A common misconception about cats is that they’re mostly aloof. This well-known myth tells us that cats fend for themselves and do not need, and mostly do not want, interaction. But the myth is simply wrong. Although cats are not like dogs, catering to your every emotion, like all animals they enjoy playing and moving around. They have instincts: they’re excited by certain stimuli in their environment and ignore others.

The movement to declaw cats in large part is a consequence of this myth. The belief is that, although cats do not like interaction, they for some reason are destructive. Maybe it’s that they’re trying to make your home their own. Or maybe it’s that they just don’t like humans, period.
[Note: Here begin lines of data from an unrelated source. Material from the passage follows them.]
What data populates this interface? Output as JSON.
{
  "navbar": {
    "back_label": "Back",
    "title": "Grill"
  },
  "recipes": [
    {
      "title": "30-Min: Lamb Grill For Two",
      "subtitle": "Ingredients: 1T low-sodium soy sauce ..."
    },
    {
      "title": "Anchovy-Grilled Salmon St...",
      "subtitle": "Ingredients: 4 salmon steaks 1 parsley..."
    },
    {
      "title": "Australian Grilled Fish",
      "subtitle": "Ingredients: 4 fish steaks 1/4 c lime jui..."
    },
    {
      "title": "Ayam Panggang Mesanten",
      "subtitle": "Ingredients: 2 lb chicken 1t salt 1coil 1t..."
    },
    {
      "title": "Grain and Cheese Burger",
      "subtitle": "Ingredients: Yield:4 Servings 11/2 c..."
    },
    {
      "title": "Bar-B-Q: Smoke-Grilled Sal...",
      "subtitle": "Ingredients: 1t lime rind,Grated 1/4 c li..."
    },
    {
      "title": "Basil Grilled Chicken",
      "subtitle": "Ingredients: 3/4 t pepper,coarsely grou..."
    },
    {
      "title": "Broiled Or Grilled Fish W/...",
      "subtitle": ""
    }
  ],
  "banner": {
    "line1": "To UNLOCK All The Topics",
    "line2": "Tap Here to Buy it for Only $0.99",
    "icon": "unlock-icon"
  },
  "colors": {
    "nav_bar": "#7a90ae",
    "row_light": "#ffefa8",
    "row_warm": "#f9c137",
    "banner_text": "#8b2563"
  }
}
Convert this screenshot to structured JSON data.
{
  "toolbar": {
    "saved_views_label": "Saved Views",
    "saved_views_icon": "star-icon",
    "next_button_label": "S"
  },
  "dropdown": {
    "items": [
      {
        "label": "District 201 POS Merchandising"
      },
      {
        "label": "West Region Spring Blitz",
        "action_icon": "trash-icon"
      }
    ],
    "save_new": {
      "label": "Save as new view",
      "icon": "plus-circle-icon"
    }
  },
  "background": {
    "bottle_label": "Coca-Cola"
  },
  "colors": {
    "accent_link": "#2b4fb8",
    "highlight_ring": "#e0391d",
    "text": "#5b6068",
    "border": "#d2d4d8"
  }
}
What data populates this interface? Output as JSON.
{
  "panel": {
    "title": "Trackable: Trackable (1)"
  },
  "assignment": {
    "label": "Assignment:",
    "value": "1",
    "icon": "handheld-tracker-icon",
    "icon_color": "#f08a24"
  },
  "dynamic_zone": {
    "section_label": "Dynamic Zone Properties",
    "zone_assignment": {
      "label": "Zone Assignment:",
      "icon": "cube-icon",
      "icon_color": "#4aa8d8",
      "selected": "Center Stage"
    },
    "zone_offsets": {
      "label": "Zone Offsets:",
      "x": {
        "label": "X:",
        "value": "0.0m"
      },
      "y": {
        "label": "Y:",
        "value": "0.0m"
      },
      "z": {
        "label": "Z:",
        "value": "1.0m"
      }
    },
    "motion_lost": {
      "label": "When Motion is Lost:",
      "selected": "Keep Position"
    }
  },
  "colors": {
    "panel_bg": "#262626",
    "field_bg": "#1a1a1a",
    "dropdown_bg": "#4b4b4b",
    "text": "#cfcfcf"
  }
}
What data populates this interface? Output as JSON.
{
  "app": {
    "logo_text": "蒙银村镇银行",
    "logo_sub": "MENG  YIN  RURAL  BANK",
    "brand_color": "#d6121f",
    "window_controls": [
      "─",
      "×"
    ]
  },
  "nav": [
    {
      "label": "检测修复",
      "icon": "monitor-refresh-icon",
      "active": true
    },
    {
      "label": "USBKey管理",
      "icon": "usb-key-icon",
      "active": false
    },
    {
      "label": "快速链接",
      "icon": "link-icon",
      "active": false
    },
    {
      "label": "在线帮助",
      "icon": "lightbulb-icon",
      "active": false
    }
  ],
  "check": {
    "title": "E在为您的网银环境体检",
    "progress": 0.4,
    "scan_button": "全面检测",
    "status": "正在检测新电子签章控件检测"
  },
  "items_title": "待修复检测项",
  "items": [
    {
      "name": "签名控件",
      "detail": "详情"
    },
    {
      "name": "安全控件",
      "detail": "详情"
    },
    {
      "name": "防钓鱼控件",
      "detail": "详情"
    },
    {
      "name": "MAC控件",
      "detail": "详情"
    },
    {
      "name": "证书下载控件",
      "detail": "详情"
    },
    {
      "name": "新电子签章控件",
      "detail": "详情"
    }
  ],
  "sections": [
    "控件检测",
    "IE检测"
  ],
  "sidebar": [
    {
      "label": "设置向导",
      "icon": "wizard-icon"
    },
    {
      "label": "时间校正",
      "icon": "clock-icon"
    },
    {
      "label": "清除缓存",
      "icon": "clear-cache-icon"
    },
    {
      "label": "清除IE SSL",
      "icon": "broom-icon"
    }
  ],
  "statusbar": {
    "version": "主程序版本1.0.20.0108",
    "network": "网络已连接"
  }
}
Yet, these are just more misconceptions.

The plain truth is that cats need interaction: they love to play. Cats generally scratch objects in the house because it’s a form of stimulation and play. To prevent your cat from scratching, simply buy a few scratching posts for the house, and place them in areas your cat enjoys. Alternatively, you will find that playing with your cat will cause it to release less stress in the form of scratching. Like all animals, if cats do not move around, they build up energy and become restless. Most cats love laser pointers, and this could be a quick way to help your cat blow off some steam. Another way is to build or buy cat trees for them to climb and lounge in.

Whatever you do, don’t buy in to the myth that cats don’t need interaction. Your cat isn’t interested in destroying your things or staying as far away from you as possible. Although they don’t like to rough-house like most dogs, they do enjoy playtime. Figuring out what kinds toys are interesting to your cat is half the battle in preventing them from scratching your furniture. The other half is playing with them.

Apartment CatsCat-lovers have taken over the Internet—aren’t they just toxoplasma zombies anyway? And many apartment units are feeling the love, allowing cats only: no dogs.

A common misconception is that cats keep to themselves, are generally low-maintenance. But many have found even cats can be destructive to property. When it comes to cats, let’s just say property destruction is inversely related to physical activity. When the yarn ball isn’t around, or the toy mouse doesn’t squirm around the floor, your cat is going to need some attention.

Whether you play with your cat or not, it needs to burn energy somehow. That may translate into plucked couches or torn curtains. This is an easy issue to fix. Consider purchasing a laser for it to chase. If your cat has claws, get a scratch post for them to use. Sometimes it is best to have a scratch post for each room. You can also purchase anti-scratch tape that cats dislike to touch. Whatever you do, make sure Oliver has an outlet for all that feline energy.

And don’t forget, give that cat a treat!

 

Photo credit: JamesCohen via Foter.com / CC BY